TASK
Where the records below show the word "false" in a line, please copy that line.

DATA FOR THIS TASK

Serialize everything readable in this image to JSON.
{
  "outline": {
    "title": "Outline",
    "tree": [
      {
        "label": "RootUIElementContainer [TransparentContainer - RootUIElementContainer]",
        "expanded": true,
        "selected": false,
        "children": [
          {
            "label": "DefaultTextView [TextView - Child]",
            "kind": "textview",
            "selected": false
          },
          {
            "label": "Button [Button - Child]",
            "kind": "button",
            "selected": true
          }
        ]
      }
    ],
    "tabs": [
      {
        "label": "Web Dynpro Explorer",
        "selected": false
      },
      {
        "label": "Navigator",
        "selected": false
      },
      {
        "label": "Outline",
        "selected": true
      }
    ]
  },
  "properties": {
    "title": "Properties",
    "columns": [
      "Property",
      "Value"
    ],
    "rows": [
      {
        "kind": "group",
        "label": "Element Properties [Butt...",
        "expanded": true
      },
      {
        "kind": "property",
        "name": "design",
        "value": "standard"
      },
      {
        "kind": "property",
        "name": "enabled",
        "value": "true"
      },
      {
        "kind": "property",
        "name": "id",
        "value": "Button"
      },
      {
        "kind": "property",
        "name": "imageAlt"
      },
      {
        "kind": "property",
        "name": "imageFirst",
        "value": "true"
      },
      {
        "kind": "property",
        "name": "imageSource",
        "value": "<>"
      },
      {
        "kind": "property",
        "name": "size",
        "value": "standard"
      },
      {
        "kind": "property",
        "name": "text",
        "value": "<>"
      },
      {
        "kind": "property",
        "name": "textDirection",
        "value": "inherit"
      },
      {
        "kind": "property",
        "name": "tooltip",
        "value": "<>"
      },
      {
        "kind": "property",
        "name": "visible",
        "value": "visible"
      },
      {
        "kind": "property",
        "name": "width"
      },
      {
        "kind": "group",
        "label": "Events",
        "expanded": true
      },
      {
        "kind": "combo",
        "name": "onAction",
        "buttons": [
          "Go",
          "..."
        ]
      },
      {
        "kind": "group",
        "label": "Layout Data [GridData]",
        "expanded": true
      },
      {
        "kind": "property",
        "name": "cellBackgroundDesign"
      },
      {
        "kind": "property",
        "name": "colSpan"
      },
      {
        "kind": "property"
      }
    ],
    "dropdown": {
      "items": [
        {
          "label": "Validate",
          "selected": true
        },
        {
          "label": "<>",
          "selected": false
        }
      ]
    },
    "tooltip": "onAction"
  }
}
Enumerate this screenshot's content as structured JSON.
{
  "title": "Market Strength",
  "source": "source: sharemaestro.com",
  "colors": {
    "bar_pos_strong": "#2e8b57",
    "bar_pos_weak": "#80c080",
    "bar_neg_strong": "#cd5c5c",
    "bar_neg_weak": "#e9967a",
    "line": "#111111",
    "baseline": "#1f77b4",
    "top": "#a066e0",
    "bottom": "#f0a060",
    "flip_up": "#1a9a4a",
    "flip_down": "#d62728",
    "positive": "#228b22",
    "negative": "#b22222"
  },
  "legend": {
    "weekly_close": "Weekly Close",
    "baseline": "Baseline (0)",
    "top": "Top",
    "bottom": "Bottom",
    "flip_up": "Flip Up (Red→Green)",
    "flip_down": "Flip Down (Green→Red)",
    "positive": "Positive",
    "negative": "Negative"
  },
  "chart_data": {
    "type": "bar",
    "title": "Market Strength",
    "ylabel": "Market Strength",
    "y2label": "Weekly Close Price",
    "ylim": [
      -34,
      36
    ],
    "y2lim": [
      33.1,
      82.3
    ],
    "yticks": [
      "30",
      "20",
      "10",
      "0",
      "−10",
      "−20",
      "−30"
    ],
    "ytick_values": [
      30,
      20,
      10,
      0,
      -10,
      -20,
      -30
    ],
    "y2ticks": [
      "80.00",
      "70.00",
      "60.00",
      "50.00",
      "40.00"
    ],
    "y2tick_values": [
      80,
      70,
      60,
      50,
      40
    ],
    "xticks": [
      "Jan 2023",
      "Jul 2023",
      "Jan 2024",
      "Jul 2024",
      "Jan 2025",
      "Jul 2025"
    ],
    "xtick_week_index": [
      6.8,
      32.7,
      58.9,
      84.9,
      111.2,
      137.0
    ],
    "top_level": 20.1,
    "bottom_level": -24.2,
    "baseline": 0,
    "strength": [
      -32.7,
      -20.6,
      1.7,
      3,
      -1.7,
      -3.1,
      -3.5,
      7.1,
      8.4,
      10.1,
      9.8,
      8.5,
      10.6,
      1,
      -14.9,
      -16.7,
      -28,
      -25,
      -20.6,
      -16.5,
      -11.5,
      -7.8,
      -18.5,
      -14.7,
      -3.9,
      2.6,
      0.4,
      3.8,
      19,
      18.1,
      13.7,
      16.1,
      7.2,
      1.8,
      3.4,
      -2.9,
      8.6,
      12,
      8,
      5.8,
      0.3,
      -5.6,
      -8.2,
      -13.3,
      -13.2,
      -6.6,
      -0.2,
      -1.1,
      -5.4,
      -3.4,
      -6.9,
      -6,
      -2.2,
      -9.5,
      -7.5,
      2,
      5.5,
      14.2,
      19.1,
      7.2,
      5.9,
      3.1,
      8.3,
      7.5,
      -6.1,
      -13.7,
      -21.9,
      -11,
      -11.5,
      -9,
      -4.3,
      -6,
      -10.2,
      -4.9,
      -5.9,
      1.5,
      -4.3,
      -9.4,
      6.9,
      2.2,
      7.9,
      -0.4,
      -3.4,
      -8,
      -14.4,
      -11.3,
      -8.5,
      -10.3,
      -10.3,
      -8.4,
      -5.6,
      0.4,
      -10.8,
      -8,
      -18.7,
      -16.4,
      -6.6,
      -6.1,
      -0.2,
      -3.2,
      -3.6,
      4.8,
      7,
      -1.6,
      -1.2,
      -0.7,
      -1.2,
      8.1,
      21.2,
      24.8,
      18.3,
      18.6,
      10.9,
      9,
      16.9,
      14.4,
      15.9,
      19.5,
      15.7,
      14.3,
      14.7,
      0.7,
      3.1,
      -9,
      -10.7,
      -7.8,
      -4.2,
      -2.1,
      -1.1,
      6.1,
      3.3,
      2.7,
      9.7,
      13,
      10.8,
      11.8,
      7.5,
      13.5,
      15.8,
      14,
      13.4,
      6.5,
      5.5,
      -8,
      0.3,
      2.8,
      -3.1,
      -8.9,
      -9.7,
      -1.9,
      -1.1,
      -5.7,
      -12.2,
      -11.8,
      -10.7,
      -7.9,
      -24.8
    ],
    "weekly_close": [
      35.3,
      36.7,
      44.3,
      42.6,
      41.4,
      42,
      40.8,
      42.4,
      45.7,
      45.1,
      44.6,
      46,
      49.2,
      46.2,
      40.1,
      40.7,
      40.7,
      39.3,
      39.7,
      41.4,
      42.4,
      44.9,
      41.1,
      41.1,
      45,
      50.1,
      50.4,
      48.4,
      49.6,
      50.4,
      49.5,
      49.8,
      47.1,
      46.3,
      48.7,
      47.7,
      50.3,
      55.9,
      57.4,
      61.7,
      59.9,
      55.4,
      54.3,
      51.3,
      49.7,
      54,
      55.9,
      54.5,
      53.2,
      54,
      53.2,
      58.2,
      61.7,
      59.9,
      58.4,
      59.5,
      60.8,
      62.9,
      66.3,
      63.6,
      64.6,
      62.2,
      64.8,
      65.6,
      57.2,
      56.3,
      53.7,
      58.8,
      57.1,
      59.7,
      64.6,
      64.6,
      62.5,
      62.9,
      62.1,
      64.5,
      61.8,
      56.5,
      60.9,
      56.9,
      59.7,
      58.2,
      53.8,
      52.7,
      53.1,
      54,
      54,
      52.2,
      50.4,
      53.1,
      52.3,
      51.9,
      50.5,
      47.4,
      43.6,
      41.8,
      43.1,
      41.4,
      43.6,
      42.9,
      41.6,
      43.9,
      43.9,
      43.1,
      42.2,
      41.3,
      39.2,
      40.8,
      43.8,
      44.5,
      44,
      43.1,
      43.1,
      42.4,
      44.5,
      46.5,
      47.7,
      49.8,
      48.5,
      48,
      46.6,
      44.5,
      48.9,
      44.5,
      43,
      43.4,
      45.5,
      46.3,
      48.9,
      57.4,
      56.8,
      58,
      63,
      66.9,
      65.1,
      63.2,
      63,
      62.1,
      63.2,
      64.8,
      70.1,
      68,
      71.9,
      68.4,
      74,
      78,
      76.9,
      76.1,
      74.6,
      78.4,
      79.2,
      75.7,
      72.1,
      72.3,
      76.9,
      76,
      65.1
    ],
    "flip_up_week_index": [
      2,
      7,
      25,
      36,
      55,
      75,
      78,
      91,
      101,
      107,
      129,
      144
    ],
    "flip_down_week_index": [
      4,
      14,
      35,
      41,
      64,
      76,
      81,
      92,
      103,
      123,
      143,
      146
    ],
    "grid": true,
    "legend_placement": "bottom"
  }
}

EXERCISE ANSWER
        "selected": false,
            "selected": false
        "selected": false
        "selected": false
          "selected": false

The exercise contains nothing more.